*** Block opens ***
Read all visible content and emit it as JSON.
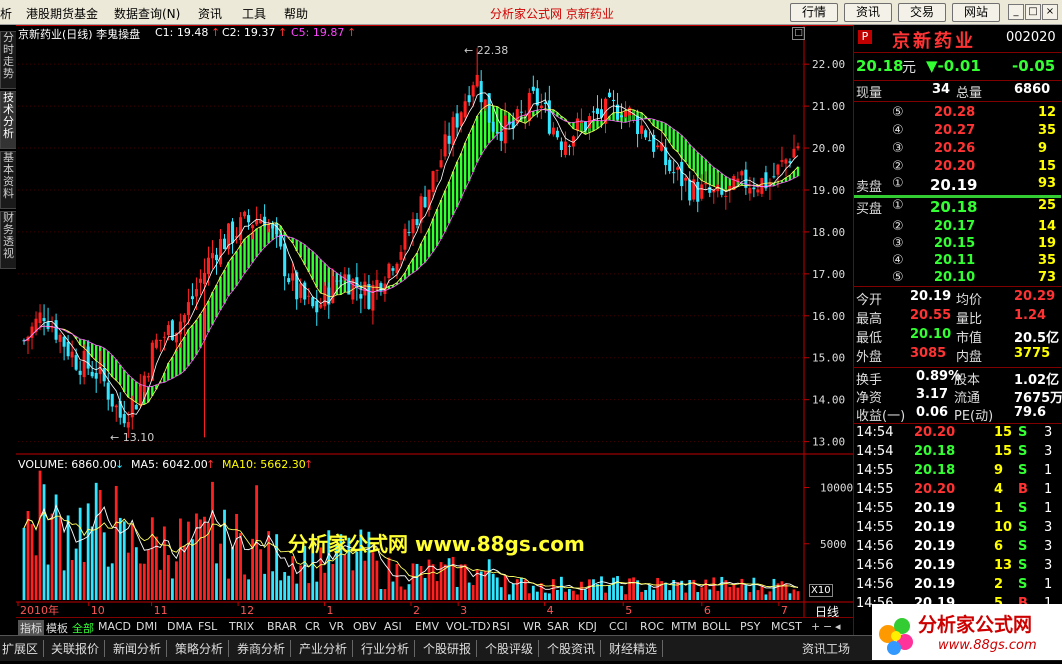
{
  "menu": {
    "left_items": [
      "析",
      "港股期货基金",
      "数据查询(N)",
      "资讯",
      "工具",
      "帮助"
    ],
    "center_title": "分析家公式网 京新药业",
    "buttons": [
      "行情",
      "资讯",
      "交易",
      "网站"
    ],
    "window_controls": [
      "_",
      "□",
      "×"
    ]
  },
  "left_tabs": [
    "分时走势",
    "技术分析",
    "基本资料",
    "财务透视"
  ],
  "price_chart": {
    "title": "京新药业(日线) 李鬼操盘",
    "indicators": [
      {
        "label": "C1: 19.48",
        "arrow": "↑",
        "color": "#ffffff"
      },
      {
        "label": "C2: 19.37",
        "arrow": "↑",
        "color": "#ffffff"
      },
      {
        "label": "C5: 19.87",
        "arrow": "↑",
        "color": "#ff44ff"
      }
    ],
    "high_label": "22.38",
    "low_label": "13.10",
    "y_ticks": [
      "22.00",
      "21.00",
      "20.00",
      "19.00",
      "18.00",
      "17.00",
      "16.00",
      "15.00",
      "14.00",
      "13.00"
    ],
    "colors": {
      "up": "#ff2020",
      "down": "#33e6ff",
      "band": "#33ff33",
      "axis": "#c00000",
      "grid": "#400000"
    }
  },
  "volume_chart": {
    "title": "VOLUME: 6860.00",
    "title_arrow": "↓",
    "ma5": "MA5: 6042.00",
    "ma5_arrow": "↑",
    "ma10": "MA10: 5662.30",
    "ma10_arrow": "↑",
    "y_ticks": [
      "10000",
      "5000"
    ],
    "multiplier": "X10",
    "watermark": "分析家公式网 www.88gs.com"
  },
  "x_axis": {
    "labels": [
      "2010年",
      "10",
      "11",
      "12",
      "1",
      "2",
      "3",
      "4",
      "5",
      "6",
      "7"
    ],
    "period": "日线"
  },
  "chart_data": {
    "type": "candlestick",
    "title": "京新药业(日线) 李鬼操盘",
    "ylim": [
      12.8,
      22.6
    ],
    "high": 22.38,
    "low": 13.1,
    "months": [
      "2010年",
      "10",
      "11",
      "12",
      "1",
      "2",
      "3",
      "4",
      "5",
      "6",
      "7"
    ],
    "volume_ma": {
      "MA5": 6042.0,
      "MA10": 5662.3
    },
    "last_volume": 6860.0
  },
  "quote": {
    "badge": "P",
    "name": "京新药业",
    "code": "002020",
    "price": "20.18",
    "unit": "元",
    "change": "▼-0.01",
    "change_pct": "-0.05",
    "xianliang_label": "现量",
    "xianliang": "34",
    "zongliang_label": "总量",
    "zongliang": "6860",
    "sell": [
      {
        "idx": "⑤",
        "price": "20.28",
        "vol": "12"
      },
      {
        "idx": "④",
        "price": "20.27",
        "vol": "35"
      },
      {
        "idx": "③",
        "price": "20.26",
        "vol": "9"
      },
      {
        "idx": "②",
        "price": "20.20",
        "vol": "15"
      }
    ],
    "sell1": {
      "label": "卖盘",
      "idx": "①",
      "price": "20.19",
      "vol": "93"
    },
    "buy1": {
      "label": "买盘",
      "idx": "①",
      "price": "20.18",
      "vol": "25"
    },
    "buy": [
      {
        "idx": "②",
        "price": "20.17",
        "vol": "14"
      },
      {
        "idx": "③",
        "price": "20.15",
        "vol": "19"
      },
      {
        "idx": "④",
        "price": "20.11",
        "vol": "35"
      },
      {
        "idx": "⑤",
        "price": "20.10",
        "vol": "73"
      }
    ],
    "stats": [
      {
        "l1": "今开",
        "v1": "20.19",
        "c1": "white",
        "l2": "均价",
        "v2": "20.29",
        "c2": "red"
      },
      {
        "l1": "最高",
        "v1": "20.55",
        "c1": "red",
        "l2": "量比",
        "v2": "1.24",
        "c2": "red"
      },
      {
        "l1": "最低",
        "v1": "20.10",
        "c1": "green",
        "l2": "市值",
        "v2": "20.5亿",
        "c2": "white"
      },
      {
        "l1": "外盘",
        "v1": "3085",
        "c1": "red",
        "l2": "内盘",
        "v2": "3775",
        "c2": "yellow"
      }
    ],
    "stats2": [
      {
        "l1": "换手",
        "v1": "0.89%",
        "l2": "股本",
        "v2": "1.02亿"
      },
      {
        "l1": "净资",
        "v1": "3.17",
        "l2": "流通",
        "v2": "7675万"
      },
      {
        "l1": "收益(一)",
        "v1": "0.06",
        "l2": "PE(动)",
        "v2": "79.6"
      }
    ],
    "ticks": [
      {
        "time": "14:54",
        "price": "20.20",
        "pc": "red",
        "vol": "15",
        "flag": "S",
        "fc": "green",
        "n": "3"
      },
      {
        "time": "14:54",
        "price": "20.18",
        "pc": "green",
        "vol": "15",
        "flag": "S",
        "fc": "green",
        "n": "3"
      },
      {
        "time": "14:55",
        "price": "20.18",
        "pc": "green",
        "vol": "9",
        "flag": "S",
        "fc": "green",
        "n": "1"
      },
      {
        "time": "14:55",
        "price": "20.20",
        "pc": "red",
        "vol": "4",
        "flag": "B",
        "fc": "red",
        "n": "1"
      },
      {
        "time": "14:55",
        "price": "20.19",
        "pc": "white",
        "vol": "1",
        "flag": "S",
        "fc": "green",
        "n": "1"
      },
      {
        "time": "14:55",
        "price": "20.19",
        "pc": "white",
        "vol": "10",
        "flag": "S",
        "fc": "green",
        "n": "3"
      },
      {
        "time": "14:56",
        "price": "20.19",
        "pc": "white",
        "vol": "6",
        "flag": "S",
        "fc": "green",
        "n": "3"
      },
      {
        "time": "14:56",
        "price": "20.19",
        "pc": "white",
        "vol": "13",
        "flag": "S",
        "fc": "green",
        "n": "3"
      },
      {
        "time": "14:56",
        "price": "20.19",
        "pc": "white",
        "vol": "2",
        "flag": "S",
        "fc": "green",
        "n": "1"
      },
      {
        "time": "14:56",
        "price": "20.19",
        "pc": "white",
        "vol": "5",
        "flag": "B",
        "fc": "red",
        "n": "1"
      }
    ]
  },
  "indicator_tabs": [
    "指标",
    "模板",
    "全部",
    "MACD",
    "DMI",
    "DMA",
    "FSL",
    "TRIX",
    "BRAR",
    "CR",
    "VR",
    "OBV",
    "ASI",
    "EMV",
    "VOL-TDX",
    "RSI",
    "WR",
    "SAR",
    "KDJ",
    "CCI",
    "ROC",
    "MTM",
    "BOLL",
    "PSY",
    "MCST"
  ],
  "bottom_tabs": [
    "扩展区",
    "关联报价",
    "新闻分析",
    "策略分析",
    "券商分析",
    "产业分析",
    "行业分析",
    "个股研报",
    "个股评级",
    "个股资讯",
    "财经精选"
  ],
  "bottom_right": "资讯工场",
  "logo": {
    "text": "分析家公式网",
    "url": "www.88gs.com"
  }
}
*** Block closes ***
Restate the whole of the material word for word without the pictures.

Read all visible content and emit it as JSON.
{
  "menu": {
    "left_items": [
      "析",
      "港股期货基金",
      "数据查询(N)",
      "资讯",
      "工具",
      "帮助"
    ],
    "center_title": "分析家公式网 京新药业",
    "buttons": [
      "行情",
      "资讯",
      "交易",
      "网站"
    ],
    "window_controls": [
      "_",
      "□",
      "×"
    ]
  },
  "left_tabs": [
    "分时走势",
    "技术分析",
    "基本资料",
    "财务透视"
  ],
  "price_chart": {
    "title": "京新药业(日线) 李鬼操盘",
    "indicators": [
      {
        "label": "C1: 19.48",
        "arrow": "↑",
        "color": "#ffffff"
      },
      {
        "label": "C2: 19.37",
        "arrow": "↑",
        "color": "#ffffff"
      },
      {
        "label": "C5: 19.87",
        "arrow": "↑",
        "color": "#ff44ff"
      }
    ],
    "high_label": "22.38",
    "low_label": "13.10",
    "y_ticks": [
      "22.00",
      "21.00",
      "20.00",
      "19.00",
      "18.00",
      "17.00",
      "16.00",
      "15.00",
      "14.00",
      "13.00"
    ],
    "colors": {
      "up": "#ff2020",
      "down": "#33e6ff",
      "band": "#33ff33",
      "axis": "#c00000",
      "grid": "#400000"
    }
  },
  "volume_chart": {
    "title": "VOLUME: 6860.00",
    "title_arrow": "↓",
    "ma5": "MA5: 6042.00",
    "ma5_arrow": "↑",
    "ma10": "MA10: 5662.30",
    "ma10_arrow": "↑",
    "y_ticks": [
      "10000",
      "5000"
    ],
    "multiplier": "X10",
    "watermark": "分析家公式网 www.88gs.com"
  },
  "x_axis": {
    "labels": [
      "2010年",
      "10",
      "11",
      "12",
      "1",
      "2",
      "3",
      "4",
      "5",
      "6",
      "7"
    ],
    "period": "日线"
  },
  "chart_data": {
    "type": "candlestick",
    "title": "京新药业(日线) 李鬼操盘",
    "ylim": [
      12.8,
      22.6
    ],
    "high": 22.38,
    "low": 13.1,
    "months": [
      "2010年",
      "10",
      "11",
      "12",
      "1",
      "2",
      "3",
      "4",
      "5",
      "6",
      "7"
    ],
    "volume_ma": {
      "MA5": 6042.0,
      "MA10": 5662.3
    },
    "last_volume": 6860.0
  },
  "quote": {
    "badge": "P",
    "name": "京新药业",
    "code": "002020",
    "price": "20.18",
    "unit": "元",
    "change": "▼-0.01",
    "change_pct": "-0.05",
    "xianliang_label": "现量",
    "xianliang": "34",
    "zongliang_label": "总量",
    "zongliang": "6860",
    "sell": [
      {
        "idx": "⑤",
        "price": "20.28",
        "vol": "12"
      },
      {
        "idx": "④",
        "price": "20.27",
        "vol": "35"
      },
      {
        "idx": "③",
        "price": "20.26",
        "vol": "9"
      },
      {
        "idx": "②",
        "price": "20.20",
        "vol": "15"
      }
    ],
    "sell1": {
      "label": "卖盘",
      "idx": "①",
      "price": "20.19",
      "vol": "93"
    },
    "buy1": {
      "label": "买盘",
      "idx": "①",
      "price": "20.18",
      "vol": "25"
    },
    "buy": [
      {
        "idx": "②",
        "price": "20.17",
        "vol": "14"
      },
      {
        "idx": "③",
        "price": "20.15",
        "vol": "19"
      },
      {
        "idx": "④",
        "price": "20.11",
        "vol": "35"
      },
      {
        "idx": "⑤",
        "price": "20.10",
        "vol": "73"
      }
    ],
    "stats": [
      {
        "l1": "今开",
        "v1": "20.19",
        "c1": "white",
        "l2": "均价",
        "v2": "20.29",
        "c2": "red"
      },
      {
        "l1": "最高",
        "v1": "20.55",
        "c1": "red",
        "l2": "量比",
        "v2": "1.24",
        "c2": "red"
      },
      {
        "l1": "最低",
        "v1": "20.10",
        "c1": "green",
        "l2": "市值",
        "v2": "20.5亿",
        "c2": "white"
      },
      {
        "l1": "外盘",
        "v1": "3085",
        "c1": "red",
        "l2": "内盘",
        "v2": "3775",
        "c2": "yellow"
      }
    ],
    "stats2": [
      {
        "l1": "换手",
        "v1": "0.89%",
        "l2": "股本",
        "v2": "1.02亿"
      },
      {
        "l1": "净资",
        "v1": "3.17",
        "l2": "流通",
        "v2": "7675万"
      },
      {
        "l1": "收益(一)",
        "v1": "0.06",
        "l2": "PE(动)",
        "v2": "79.6"
      }
    ],
    "ticks": [
      {
        "time": "14:54",
        "price": "20.20",
        "pc": "red",
        "vol": "15",
        "flag": "S",
        "fc": "green",
        "n": "3"
      },
      {
        "time": "14:54",
        "price": "20.18",
        "pc": "green",
        "vol": "15",
        "flag": "S",
        "fc": "green",
        "n": "3"
      },
      {
        "time": "14:55",
        "price": "20.18",
        "pc": "green",
        "vol": "9",
        "flag": "S",
        "fc": "green",
        "n": "1"
      },
      {
        "time": "14:55",
        "price": "20.20",
        "pc": "red",
        "vol": "4",
        "flag": "B",
        "fc": "red",
        "n": "1"
      },
      {
        "time": "14:55",
        "price": "20.19",
        "pc": "white",
        "vol": "1",
        "flag": "S",
        "fc": "green",
        "n": "1"
      },
      {
        "time": "14:55",
        "price": "20.19",
        "pc": "white",
        "vol": "10",
        "flag": "S",
        "fc": "green",
        "n": "3"
      },
      {
        "time": "14:56",
        "price": "20.19",
        "pc": "white",
        "vol": "6",
        "flag": "S",
        "fc": "green",
        "n": "3"
      },
      {
        "time": "14:56",
        "price": "20.19",
        "pc": "white",
        "vol": "13",
        "flag": "S",
        "fc": "green",
        "n": "3"
      },
      {
        "time": "14:56",
        "price": "20.19",
        "pc": "white",
        "vol": "2",
        "flag": "S",
        "fc": "green",
        "n": "1"
      },
      {
        "time": "14:56",
        "price": "20.19",
        "pc": "white",
        "vol": "5",
        "flag": "B",
        "fc": "red",
        "n": "1"
      }
    ]
  },
  "indicator_tabs": [
    "指标",
    "模板",
    "全部",
    "MACD",
    "DMI",
    "DMA",
    "FSL",
    "TRIX",
    "BRAR",
    "CR",
    "VR",
    "OBV",
    "ASI",
    "EMV",
    "VOL-TDX",
    "RSI",
    "WR",
    "SAR",
    "KDJ",
    "CCI",
    "ROC",
    "MTM",
    "BOLL",
    "PSY",
    "MCST"
  ],
  "bottom_tabs": [
    "扩展区",
    "关联报价",
    "新闻分析",
    "策略分析",
    "券商分析",
    "产业分析",
    "行业分析",
    "个股研报",
    "个股评级",
    "个股资讯",
    "财经精选"
  ],
  "bottom_right": "资讯工场",
  "logo": {
    "text": "分析家公式网",
    "url": "www.88gs.com"
  }
}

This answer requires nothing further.